Both T and GH help tissue repair and regeneration and retard the aging process.
And who doesn’t want that?
#3. It also helps form a strength “base.”
There are 2 ways to get stronger – grease the groove – which is to train the skill and to increase the size of your muscle.
Science has proven that the strength of a muscle is directly proportional to its cross-sectional area.
Therefore, the bigger the muscle, the greater the POTENTIAL for strength.
Why not take advantage of both mechanisms?
Besides, strength acquired through GTG is lost faster than strength gained through laying down new muscle.
#4. It makes you look better nekkid.
Look, if you say you don’t care what you look like in the mirror, I’m calling “BS” on you! Cause if that’s the case – you better stop shaving (ladies too), stop combing your hair and using that fancy “product,” and quit showering while you’re at it.

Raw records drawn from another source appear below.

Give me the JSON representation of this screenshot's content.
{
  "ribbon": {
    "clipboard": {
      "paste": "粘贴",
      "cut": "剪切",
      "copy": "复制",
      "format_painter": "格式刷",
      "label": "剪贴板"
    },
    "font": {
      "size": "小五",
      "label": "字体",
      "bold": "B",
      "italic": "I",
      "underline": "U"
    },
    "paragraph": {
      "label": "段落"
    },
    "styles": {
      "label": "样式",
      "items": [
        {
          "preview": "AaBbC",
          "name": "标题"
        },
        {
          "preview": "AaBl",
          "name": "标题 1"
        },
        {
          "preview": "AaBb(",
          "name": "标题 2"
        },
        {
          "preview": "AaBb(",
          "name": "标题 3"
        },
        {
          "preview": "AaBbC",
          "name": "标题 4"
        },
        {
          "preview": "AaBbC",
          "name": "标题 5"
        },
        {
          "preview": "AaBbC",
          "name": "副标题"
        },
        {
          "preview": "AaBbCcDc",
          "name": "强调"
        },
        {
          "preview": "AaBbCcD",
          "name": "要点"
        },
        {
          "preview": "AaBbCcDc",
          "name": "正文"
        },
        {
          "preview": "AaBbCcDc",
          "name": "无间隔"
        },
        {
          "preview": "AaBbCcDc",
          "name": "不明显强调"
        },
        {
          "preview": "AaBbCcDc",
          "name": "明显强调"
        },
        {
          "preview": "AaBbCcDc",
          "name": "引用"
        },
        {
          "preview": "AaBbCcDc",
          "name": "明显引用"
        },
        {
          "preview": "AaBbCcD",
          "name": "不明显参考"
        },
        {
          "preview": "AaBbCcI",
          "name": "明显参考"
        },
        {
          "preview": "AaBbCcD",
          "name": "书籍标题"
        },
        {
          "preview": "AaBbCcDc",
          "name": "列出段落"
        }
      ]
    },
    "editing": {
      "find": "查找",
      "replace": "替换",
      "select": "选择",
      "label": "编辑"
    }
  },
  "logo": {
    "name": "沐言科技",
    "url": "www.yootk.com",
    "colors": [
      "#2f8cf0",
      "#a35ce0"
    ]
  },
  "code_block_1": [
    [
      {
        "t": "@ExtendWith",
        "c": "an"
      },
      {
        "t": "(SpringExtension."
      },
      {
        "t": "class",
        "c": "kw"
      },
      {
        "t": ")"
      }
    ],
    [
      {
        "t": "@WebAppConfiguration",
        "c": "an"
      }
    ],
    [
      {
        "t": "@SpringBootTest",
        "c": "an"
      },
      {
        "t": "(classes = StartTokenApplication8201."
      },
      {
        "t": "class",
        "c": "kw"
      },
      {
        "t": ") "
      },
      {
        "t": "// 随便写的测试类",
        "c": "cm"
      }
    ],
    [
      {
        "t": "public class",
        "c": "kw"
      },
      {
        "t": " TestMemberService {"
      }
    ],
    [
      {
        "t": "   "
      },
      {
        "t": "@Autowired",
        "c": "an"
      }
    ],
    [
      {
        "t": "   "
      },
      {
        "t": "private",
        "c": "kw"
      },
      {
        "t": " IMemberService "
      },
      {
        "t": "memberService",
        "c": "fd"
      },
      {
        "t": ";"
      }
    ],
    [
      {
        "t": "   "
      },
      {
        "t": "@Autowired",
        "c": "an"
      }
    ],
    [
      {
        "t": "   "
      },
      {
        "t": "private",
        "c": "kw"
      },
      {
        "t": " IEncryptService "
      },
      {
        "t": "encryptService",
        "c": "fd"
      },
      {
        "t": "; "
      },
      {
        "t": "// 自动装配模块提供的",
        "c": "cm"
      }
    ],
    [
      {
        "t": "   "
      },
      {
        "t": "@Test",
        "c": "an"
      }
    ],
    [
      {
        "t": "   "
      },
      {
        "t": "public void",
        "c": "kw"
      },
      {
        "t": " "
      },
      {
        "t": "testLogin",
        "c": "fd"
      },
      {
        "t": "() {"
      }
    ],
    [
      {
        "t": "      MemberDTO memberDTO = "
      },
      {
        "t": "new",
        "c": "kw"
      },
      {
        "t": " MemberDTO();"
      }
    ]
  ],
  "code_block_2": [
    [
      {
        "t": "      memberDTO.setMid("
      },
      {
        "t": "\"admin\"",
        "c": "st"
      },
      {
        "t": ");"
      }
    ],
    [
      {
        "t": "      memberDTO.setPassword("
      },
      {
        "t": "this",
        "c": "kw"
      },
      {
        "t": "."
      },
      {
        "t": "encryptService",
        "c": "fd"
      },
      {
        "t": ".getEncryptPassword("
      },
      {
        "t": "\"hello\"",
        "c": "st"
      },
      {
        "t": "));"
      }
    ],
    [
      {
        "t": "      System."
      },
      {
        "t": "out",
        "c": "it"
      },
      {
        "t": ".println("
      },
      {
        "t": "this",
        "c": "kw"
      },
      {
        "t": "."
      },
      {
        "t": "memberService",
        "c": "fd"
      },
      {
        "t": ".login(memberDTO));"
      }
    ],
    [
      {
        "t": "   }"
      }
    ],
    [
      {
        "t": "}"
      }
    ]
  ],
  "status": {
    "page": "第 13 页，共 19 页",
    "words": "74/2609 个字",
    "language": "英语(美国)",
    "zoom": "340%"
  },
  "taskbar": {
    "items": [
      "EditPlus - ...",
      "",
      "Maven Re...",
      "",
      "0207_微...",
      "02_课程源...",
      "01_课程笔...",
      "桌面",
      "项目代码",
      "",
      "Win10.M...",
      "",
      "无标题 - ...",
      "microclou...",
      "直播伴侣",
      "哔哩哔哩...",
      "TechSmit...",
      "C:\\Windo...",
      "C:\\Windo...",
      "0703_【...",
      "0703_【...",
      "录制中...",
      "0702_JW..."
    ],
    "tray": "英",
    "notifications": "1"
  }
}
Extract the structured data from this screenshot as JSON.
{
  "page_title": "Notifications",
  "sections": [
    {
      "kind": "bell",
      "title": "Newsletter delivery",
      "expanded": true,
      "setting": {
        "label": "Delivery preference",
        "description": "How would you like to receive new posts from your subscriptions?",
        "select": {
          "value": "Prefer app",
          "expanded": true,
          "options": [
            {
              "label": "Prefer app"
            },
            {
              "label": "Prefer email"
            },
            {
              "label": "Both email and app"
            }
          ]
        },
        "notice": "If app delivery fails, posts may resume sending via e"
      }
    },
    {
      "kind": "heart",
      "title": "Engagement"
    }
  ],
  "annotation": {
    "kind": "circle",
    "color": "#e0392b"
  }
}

When you like what you see in the mirror, you feel better on the inside. Plain and simple. Putting a little bit of muscle on in the right places will help improve that feeling.
*BONUS* #5. It helps with collision/contact sports
Now I don’t know the last time you were tackled or taken down, but if you’re like me, it’s been a couple of years. But this is a valuable point Dan makes, which is that muscle helps absorb impact.
So what that really means in “geezer-speak” is that you may not break something when you fall, trip, or roll down the stairs after a late night drinking binge… (Not saying you would do that, but just in case…)
It also means you recover quicker and you can “play” sooner at full speed, whether it’s on the field or doing office antics. You get the point.
Next time, I’ll show you a super-easy method to pack on some real usable muscle that will make your whole body stronger.
P.S. I think this video really does a great job making Dan’s point about the whole “collision” thing… (Try not to laugh too hard.)